→ **Source data**
◆ ◆ ◆ ◆
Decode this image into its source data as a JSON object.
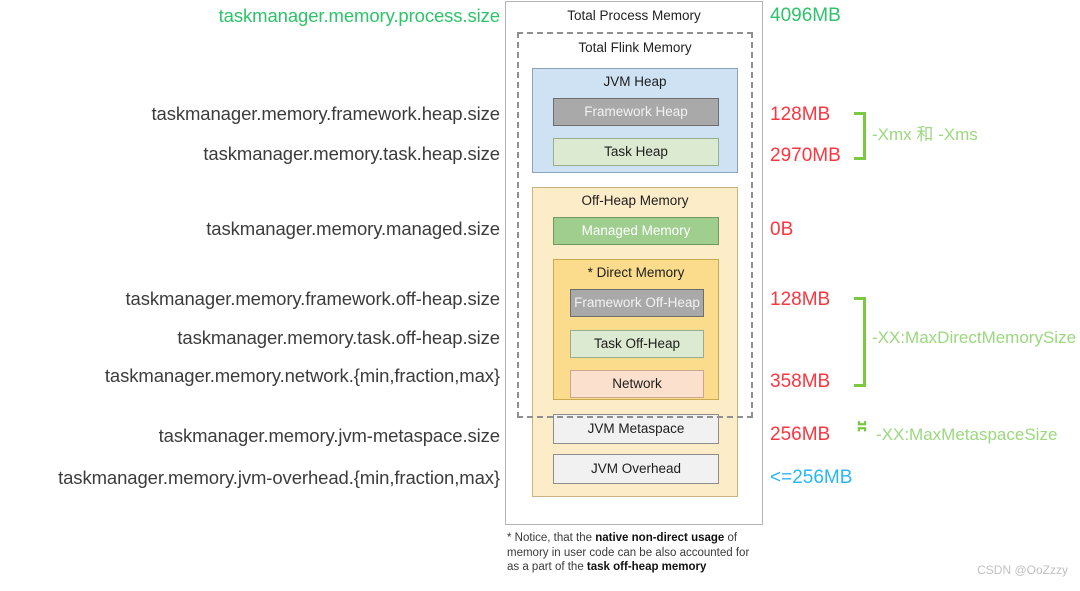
{
  "diagram": {
    "outer_title": "Total Process Memory",
    "flink_title": "Total Flink Memory",
    "jvm_heap": {
      "title": "JVM Heap",
      "children": [
        {
          "label": "Framework Heap"
        },
        {
          "label": "Task Heap"
        }
      ]
    },
    "off_heap": {
      "title": "Off-Heap Memory",
      "managed": "Managed Memory",
      "direct": {
        "title": "* Direct Memory",
        "children": [
          {
            "label": "Framework Off-Heap"
          },
          {
            "label": "Task Off-Heap"
          },
          {
            "label": "Network"
          }
        ]
      },
      "metaspace": "JVM Metaspace",
      "overhead": "JVM Overhead"
    }
  },
  "footnote": {
    "prefix": "* Notice, that the ",
    "bold1": "native non-direct usage",
    "mid": " of memory in user code can be also accounted for as a part of the ",
    "bold2": "task off-heap memory"
  },
  "config_keys": [
    {
      "text": "taskmanager.memory.process.size",
      "color": "green"
    },
    {
      "text": "taskmanager.memory.framework.heap.size",
      "color": "dark"
    },
    {
      "text": "taskmanager.memory.task.heap.size",
      "color": "dark"
    },
    {
      "text": "taskmanager.memory.managed.size",
      "color": "dark"
    },
    {
      "text": "taskmanager.memory.framework.off-heap.size",
      "color": "dark"
    },
    {
      "text": "taskmanager.memory.task.off-heap.size",
      "color": "dark"
    },
    {
      "text": "taskmanager.memory.network.{min,fraction,max}",
      "color": "dark"
    },
    {
      "text": "taskmanager.memory.jvm-metaspace.size",
      "color": "dark"
    },
    {
      "text": "taskmanager.memory.jvm-overhead.{min,fraction,max}",
      "color": "dark"
    }
  ],
  "values": [
    {
      "text": "4096MB",
      "color": "green"
    },
    {
      "text": "128MB",
      "color": "red"
    },
    {
      "text": "2970MB",
      "color": "red"
    },
    {
      "text": "0B",
      "color": "red"
    },
    {
      "text": "128MB",
      "color": "red"
    },
    {
      "text": "358MB",
      "color": "red"
    },
    {
      "text": "256MB",
      "color": "red"
    },
    {
      "text": "<=256MB",
      "color": "cyan"
    }
  ],
  "jvm_flags": [
    {
      "text": "-Xmx 和 -Xms"
    },
    {
      "text": "-XX:MaxDirectMemorySize"
    },
    {
      "text": "-XX:MaxMetaspaceSize"
    }
  ],
  "watermark": "CSDN @OoZzzy",
  "colors": {
    "green": "#2ec36a",
    "red": "#fb3640",
    "cyan": "#29b6f6",
    "bracket": "#7ac943",
    "flag": "#9bd87e",
    "jvm_heap_bg": "#cfe2f3",
    "off_heap_bg": "#fdecc8",
    "direct_bg": "#fbdc8c",
    "gray_box": "#a9a9a9",
    "light_green_box": "#dcead2",
    "managed_green": "#9fce8f",
    "network_peach": "#fbe0cd",
    "plain_box": "#f1f1f1"
  }
}
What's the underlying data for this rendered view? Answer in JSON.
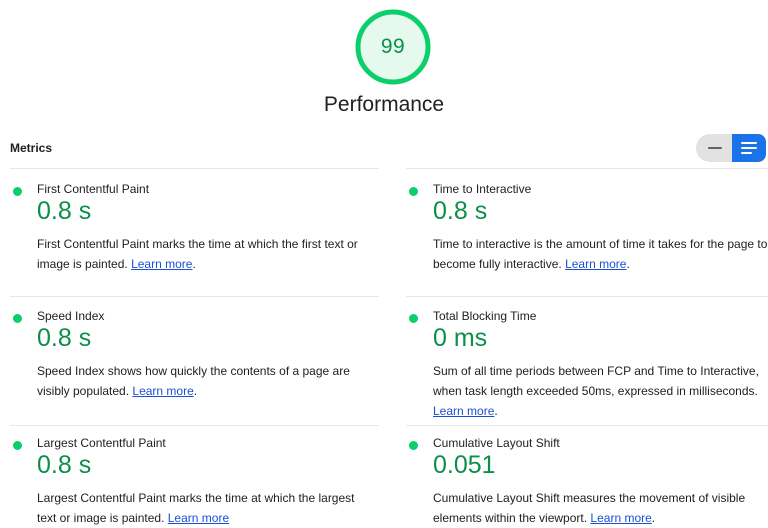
{
  "score": {
    "value": "99",
    "color": "#0cce6b"
  },
  "category_title": "Performance",
  "metrics_header": "Metrics",
  "view_toggle": {
    "left_icon": "collapse-lines-icon",
    "right_icon": "expand-lines-icon",
    "active": "right"
  },
  "metrics": [
    {
      "name": "First Contentful Paint",
      "value": "0.8 s",
      "desc": "First Contentful Paint marks the time at which the first text or image is painted.",
      "link": "Learn more",
      "status_color": "#0cce6b"
    },
    {
      "name": "Time to Interactive",
      "value": "0.8 s",
      "desc": "Time to interactive is the amount of time it takes for the page to become fully interactive.",
      "link": "Learn more",
      "status_color": "#0cce6b"
    },
    {
      "name": "Speed Index",
      "value": "0.8 s",
      "desc": "Speed Index shows how quickly the contents of a page are visibly populated.",
      "link": "Learn more",
      "status_color": "#0cce6b"
    },
    {
      "name": "Total Blocking Time",
      "value": "0 ms",
      "desc": "Sum of all time periods between FCP and Time to Interactive, when task length exceeded 50ms, expressed in milliseconds.",
      "link": "Learn more",
      "status_color": "#0cce6b"
    },
    {
      "name": "Largest Contentful Paint",
      "value": "0.8 s",
      "desc": "Largest Contentful Paint marks the time at which the largest text or image is painted.",
      "link": "Learn more",
      "status_color": "#0cce6b"
    },
    {
      "name": "Cumulative Layout Shift",
      "value": "0.051",
      "desc": "Cumulative Layout Shift measures the movement of visible elements within the viewport.",
      "link": "Learn more",
      "status_color": "#0cce6b"
    }
  ]
}
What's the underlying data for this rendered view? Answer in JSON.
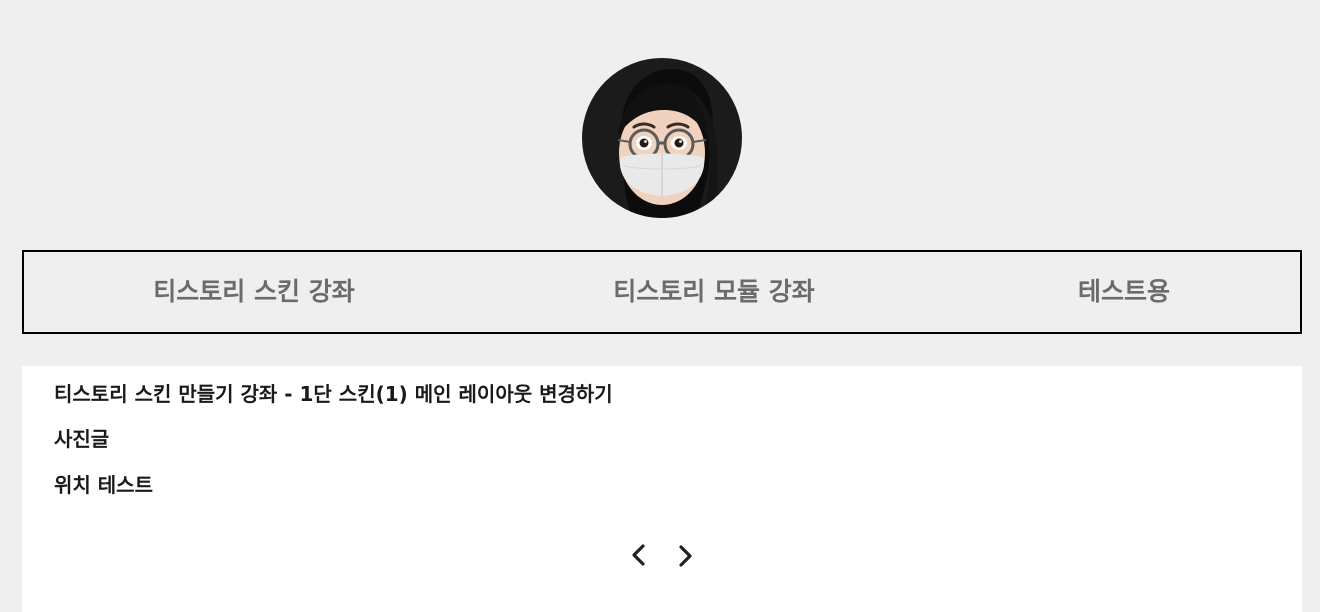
{
  "profile": {
    "avatar_icon": "memoji-avatar-icon"
  },
  "nav": {
    "items": [
      {
        "label": "티스토리 스킨 강좌"
      },
      {
        "label": "티스토리 모듈 강좌"
      },
      {
        "label": "테스트용"
      }
    ]
  },
  "posts": [
    {
      "title": "티스토리 스킨 만들기 강좌 - 1단 스킨(1) 메인 레이아웃 변경하기"
    },
    {
      "title": "사진글"
    },
    {
      "title": "위치 테스트"
    }
  ],
  "pagination": {
    "prev_icon": "chevron-left-icon",
    "next_icon": "chevron-right-icon"
  }
}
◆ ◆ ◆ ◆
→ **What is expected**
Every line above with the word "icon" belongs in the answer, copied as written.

→ **Exercise solution**
    "left_icon": "collapse-lines-icon",
    "right_icon": "expand-lines-icon",
    "avatar_icon": "memoji-avatar-icon"
    "prev_icon": "chevron-left-icon",
    "next_icon": "chevron-right-icon"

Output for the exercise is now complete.